Records to process
● ● ● ●

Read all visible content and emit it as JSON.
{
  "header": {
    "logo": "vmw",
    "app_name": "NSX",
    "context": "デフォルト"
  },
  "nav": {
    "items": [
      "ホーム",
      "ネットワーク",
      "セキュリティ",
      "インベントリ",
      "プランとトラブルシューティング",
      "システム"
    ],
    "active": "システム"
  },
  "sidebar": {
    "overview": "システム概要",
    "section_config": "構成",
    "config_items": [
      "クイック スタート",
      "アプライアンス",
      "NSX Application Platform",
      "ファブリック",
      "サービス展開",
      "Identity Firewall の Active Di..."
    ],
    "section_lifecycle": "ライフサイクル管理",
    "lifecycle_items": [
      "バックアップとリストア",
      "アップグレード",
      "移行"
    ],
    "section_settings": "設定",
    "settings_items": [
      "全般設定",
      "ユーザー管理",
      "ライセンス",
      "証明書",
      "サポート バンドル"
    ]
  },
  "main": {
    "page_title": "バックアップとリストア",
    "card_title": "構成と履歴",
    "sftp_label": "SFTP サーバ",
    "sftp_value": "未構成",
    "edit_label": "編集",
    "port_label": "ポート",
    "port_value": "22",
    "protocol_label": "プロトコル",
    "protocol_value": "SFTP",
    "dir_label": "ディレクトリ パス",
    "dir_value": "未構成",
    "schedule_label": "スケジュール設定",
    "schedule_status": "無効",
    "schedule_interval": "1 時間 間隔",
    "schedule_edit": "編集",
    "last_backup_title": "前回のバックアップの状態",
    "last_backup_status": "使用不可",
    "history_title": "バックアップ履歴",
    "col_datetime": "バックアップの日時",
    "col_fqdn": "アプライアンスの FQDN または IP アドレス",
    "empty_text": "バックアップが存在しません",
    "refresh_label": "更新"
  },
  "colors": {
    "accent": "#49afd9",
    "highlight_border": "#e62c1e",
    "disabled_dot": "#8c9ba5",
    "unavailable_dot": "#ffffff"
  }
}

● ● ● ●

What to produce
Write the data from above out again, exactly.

Solution for this exercise
Read all visible content and emit it as JSON.
{
  "header": {
    "logo": "vmw",
    "app_name": "NSX",
    "context": "デフォルト"
  },
  "nav": {
    "items": [
      "ホーム",
      "ネットワーク",
      "セキュリティ",
      "インベントリ",
      "プランとトラブルシューティング",
      "システム"
    ],
    "active": "システム"
  },
  "sidebar": {
    "overview": "システム概要",
    "section_config": "構成",
    "config_items": [
      "クイック スタート",
      "アプライアンス",
      "NSX Application Platform",
      "ファブリック",
      "サービス展開",
      "Identity Firewall の Active Di..."
    ],
    "section_lifecycle": "ライフサイクル管理",
    "lifecycle_items": [
      "バックアップとリストア",
      "アップグレード",
      "移行"
    ],
    "section_settings": "設定",
    "settings_items": [
      "全般設定",
      "ユーザー管理",
      "ライセンス",
      "証明書",
      "サポート バンドル"
    ]
  },
  "main": {
    "page_title": "バックアップとリストア",
    "card_title": "構成と履歴",
    "sftp_label": "SFTP サーバ",
    "sftp_value": "未構成",
    "edit_label": "編集",
    "port_label": "ポート",
    "port_value": "22",
    "protocol_label": "プロトコル",
    "protocol_value": "SFTP",
    "dir_label": "ディレクトリ パス",
    "dir_value": "未構成",
    "schedule_label": "スケジュール設定",
    "schedule_status": "無効",
    "schedule_interval": "1 時間 間隔",
    "schedule_edit": "編集",
    "last_backup_title": "前回のバックアップの状態",
    "last_backup_status": "使用不可",
    "history_title": "バックアップ履歴",
    "col_datetime": "バックアップの日時",
    "col_fqdn": "アプライアンスの FQDN または IP アドレス",
    "empty_text": "バックアップが存在しません",
    "refresh_label": "更新"
  },
  "colors": {
    "accent": "#49afd9",
    "highlight_border": "#e62c1e",
    "disabled_dot": "#8c9ba5",
    "unavailable_dot": "#ffffff"
  }
}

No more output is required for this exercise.